Perspectives on Science is a weekly research seminar which brings together experts from science studies and philosophy of science. It is organized by TINT, the Centre for Philosophy of Social Science at the University of Helsinki. More information about the seminar here.
To join the seminar, please contact tatu.nuotio(a)helsinki.fi in order to get the Zoom link.
Jaakko Kuorikoski is an associate professor of Practical Philosophy at the University of Helsinki. His main areas of specialization are philosophy of economics and philosophy of the social sciences and he has published widely on scientific explanation, modeling, simulation and causality.
Caterina Marchionni is a University Lecturer in Practical Philosophy at the University of Helsinki. Her research interests are in philosophy of economics and philosophy of the social sciences, in particular on explanation, models, evidence and interdisciplinarity.
This paper is the latest installment of their joint research on evidential variety.

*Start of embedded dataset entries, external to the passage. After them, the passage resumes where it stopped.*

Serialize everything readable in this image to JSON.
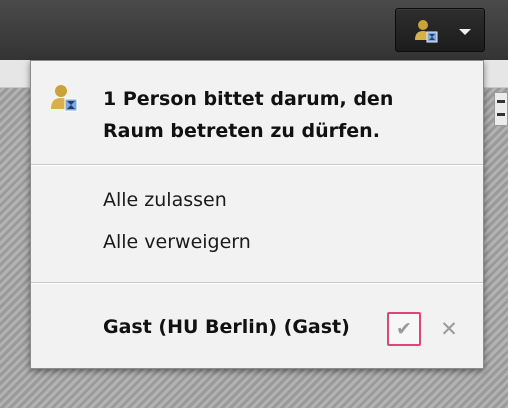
{
  "header": {
    "queue_button_icon": "user-queue-icon",
    "dropdown_icon": "caret-down-icon"
  },
  "popup": {
    "message_icon": "user-queue-icon",
    "message": "1 Person bittet darum, den\nRaum betreten zu dürfen.",
    "actions": [
      {
        "label": "Alle zulassen"
      },
      {
        "label": "Alle verweigern"
      }
    ],
    "guest": {
      "name": "Gast (HU Berlin) (Gast)",
      "accept_icon": "checkmark-icon",
      "accept_glyph": "✔",
      "deny_icon": "close-icon",
      "deny_glyph": "✕"
    }
  },
  "colors": {
    "accent_focus": "#e0457a"
  }
}
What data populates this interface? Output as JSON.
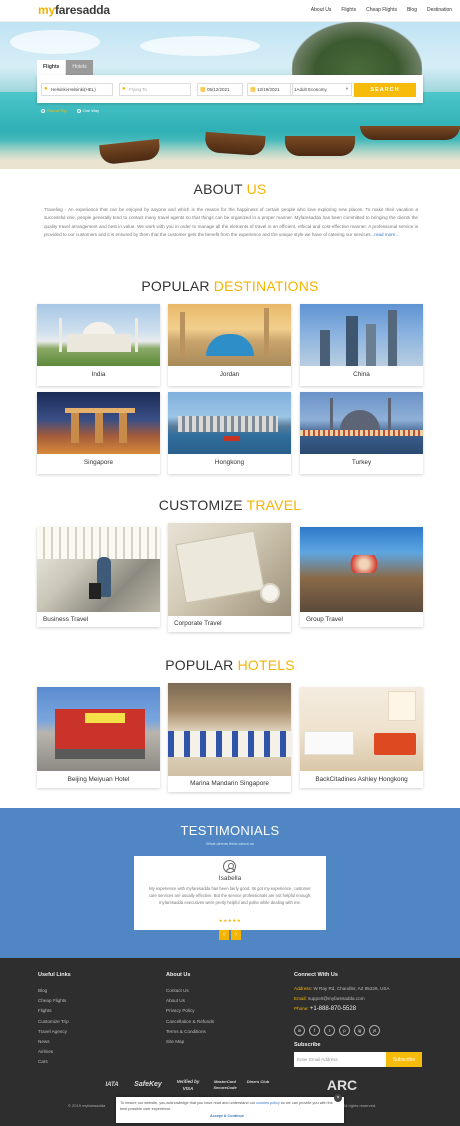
{
  "header": {
    "logo_my": "my",
    "logo_rest": "faresadda",
    "nav": [
      "About Us",
      "Flights",
      "Cheap Flights",
      "Blog",
      "Destination"
    ]
  },
  "search": {
    "tabs": [
      "Flights",
      "Hotels"
    ],
    "from": "Helsinki-Helsinki(HEL)",
    "to_placeholder": "Flying To",
    "depart": "05/12/2021",
    "return": "12/19/2021",
    "travellers": "1Adult Economy",
    "button": "SEARCH",
    "trip_types": [
      "Round Trip",
      "One Way"
    ],
    "selected_trip": "Round Trip"
  },
  "about": {
    "title_a": "ABOUT",
    "title_b": "US",
    "text": "Traveling - An experience that can be enjoyed by anyone and which is the reason for the happiness of certain people who love exploring new places. To make their vacation a successful one, people generally tend to contact many travel agents so that things can be organized in a proper manner. Myfaresadda has been committed to bringing the clients the quality travel arrangement and best in value. We work with you in order to manage all the elements of travel in an efficient, ethical and cost-effective manner. A professional service is provided to our customers and it is ensured by them that the customer gets the benefit from the experience and the unique style we have of catering our services...",
    "read_more": "read more..."
  },
  "destinations": {
    "title_a": "POPULAR",
    "title_b": "DESTINATIONS",
    "items": [
      "India",
      "Jordan",
      "China",
      "Singapore",
      "Hongkong",
      "Turkey"
    ]
  },
  "customize": {
    "title_a": "CUSTOMIZE",
    "title_b": "TRAVEL",
    "items": [
      "Business Travel",
      "Corporate Travel",
      "Group Travel"
    ]
  },
  "hotels": {
    "title_a": "POPULAR",
    "title_b": "HOTELS",
    "items": [
      "Beijing Meiyuan Hotel",
      "Marina Mandarin Singapore",
      "BackCitadines Ashley Hongkong"
    ]
  },
  "testimonials": {
    "title": "TESTIMONIALS",
    "subtitle": "What clients think about us",
    "name": "Isabella",
    "text": "My experience with myfaresadda has been fairly good. Its got my experience, customer care services are usually effective. But the service professionals are not helpful enough. myfaresadda executives were pretty helpful and polite while dealing with me.",
    "stars": "★★★★★",
    "prev": "‹",
    "next": "›"
  },
  "footer": {
    "useful_title": "Useful Links",
    "useful": [
      "Blog",
      "Cheap Flights",
      "Flights",
      "Customize Trip",
      "Travel Agency",
      "News",
      "Airlines",
      "Cars"
    ],
    "about_title": "About Us",
    "about": [
      "Contact Us",
      "About Us",
      "Privacy Policy",
      "Cancellation & Refunds",
      "Terms & Conditions",
      "Site Map"
    ],
    "connect_title": "Connect With Us",
    "address_label": "Address:",
    "address": "W Ray Rd, Chandler, AZ 85226, USA",
    "email_label": "Email:",
    "email": "support@myfaresadda.com",
    "phone_label": "Phone:",
    "phone": "+1-888-870-5528",
    "social": [
      "in",
      "f",
      "t",
      "p",
      "ig",
      "yt"
    ],
    "subscribe_title": "Subscribe",
    "subscribe_placeholder": "Enter Email Address",
    "subscribe_button": "Subscribe",
    "badges": [
      "IATA",
      "SafeKey",
      "Verified by VISA",
      "MasterCard SecureCode",
      "Diners Club",
      "ARC"
    ],
    "copyright_left": "© 2019 myfaresadda",
    "copyright_right": "All rights reserved."
  },
  "cookie": {
    "text": "To ensure our website, you acknowledge that you have read and understand our",
    "link": "cookies policy",
    "text2": "so we can provide you with the best possible user experience.",
    "accept": "Accept & Continue",
    "close": "×"
  },
  "colors": {
    "accent": "#f5b400",
    "blue": "#4f86c3",
    "footer": "#2e2e2e"
  }
}
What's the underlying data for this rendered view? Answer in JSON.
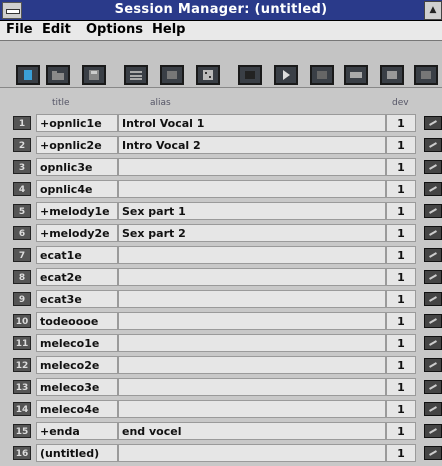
{
  "window": {
    "title": "Session Manager: (untitled)"
  },
  "menu": {
    "items": [
      "File",
      "Edit",
      "Options",
      "Help"
    ]
  },
  "toolbar": {
    "buttons": [
      {
        "name": "new-button",
        "icon": "document-icon"
      },
      {
        "name": "open-button",
        "icon": "folder-icon"
      },
      {
        "name": "save-button",
        "icon": "disk-icon"
      },
      {
        "name": "track-list-button",
        "icon": "list-icon"
      },
      {
        "name": "track-settings-button",
        "icon": "settings-icon"
      },
      {
        "name": "mixer-button",
        "icon": "mixer-icon"
      },
      {
        "name": "stop-button",
        "icon": "stop-icon"
      },
      {
        "name": "play-button",
        "icon": "play-icon"
      },
      {
        "name": "tool-button-9",
        "icon": "tool-icon"
      },
      {
        "name": "tool-button-10",
        "icon": "tool-icon"
      },
      {
        "name": "tool-button-11",
        "icon": "tool-icon"
      },
      {
        "name": "tool-button-12",
        "icon": "tool-icon"
      }
    ]
  },
  "columns": {
    "title": "title",
    "alias": "alias",
    "dev": "dev"
  },
  "rows": [
    {
      "num": "1",
      "title": "+opnlic1e",
      "alias": "Introl Vocal 1",
      "dev": "1"
    },
    {
      "num": "2",
      "title": "+opnlic2e",
      "alias": "Intro Vocal 2",
      "dev": "1"
    },
    {
      "num": "3",
      "title": "opnlic3e",
      "alias": "",
      "dev": "1"
    },
    {
      "num": "4",
      "title": "opnlic4e",
      "alias": "",
      "dev": "1"
    },
    {
      "num": "5",
      "title": "+melody1e",
      "alias": "Sex part 1",
      "dev": "1"
    },
    {
      "num": "6",
      "title": "+melody2e",
      "alias": "Sex part 2",
      "dev": "1"
    },
    {
      "num": "7",
      "title": "ecat1e",
      "alias": "",
      "dev": "1"
    },
    {
      "num": "8",
      "title": "ecat2e",
      "alias": "",
      "dev": "1"
    },
    {
      "num": "9",
      "title": "ecat3e",
      "alias": "",
      "dev": "1"
    },
    {
      "num": "10",
      "title": "todeoooe",
      "alias": "",
      "dev": "1"
    },
    {
      "num": "11",
      "title": "meleco1e",
      "alias": "",
      "dev": "1"
    },
    {
      "num": "12",
      "title": "meleco2e",
      "alias": "",
      "dev": "1"
    },
    {
      "num": "13",
      "title": "meleco3e",
      "alias": "",
      "dev": "1"
    },
    {
      "num": "14",
      "title": "meleco4e",
      "alias": "",
      "dev": "1"
    },
    {
      "num": "15",
      "title": "+enda",
      "alias": "end vocel",
      "dev": "1"
    },
    {
      "num": "16",
      "title": "(untitled)",
      "alias": "",
      "dev": "1"
    }
  ],
  "colors": {
    "titlebar": "#2a3a8a",
    "window": "#c8c8c8",
    "cell": "#e6e6e6"
  }
}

Mixed-methods research – the combination of qualitative and quantitative evidence within the same research design – is gaining increasing prominence in political science and in other social sciences too. The idea is that bringing together a variety of evidence strengthens causal inference. In spite of its obvious appeal and several frameworks providing concrete guidelines (nested analysis, set-theoretic multi-method research, Bayesian approaches), questions about the feasibility and desirability of mixing methods remain very much open. Part of the reason, we submit, is that arguments for and against mixed methods often trade on equating differences in methods and data with differences in kinds of evidence, which are thought to translate into differences in kinds of causal claims (e.g., dataset observations <-> variational evidence <-> average causal effect). Yet, not only is this a category mistake but, more importantly, it limits our understanding of the ways in which evidence from one study can strengthen causal inference in another. To address this issue, we distinguish kinds of data and kinds of evidence; employ a difference-making account of causality to show that different kinds of evidence need not correspond to different kinds of causal claims; and pull apart distinct epistemic rationales for using a variety of evidence in mixed-methods research. Doing so allows us to clarify the conditions under which mixing methods is feasible and epistemically desirable.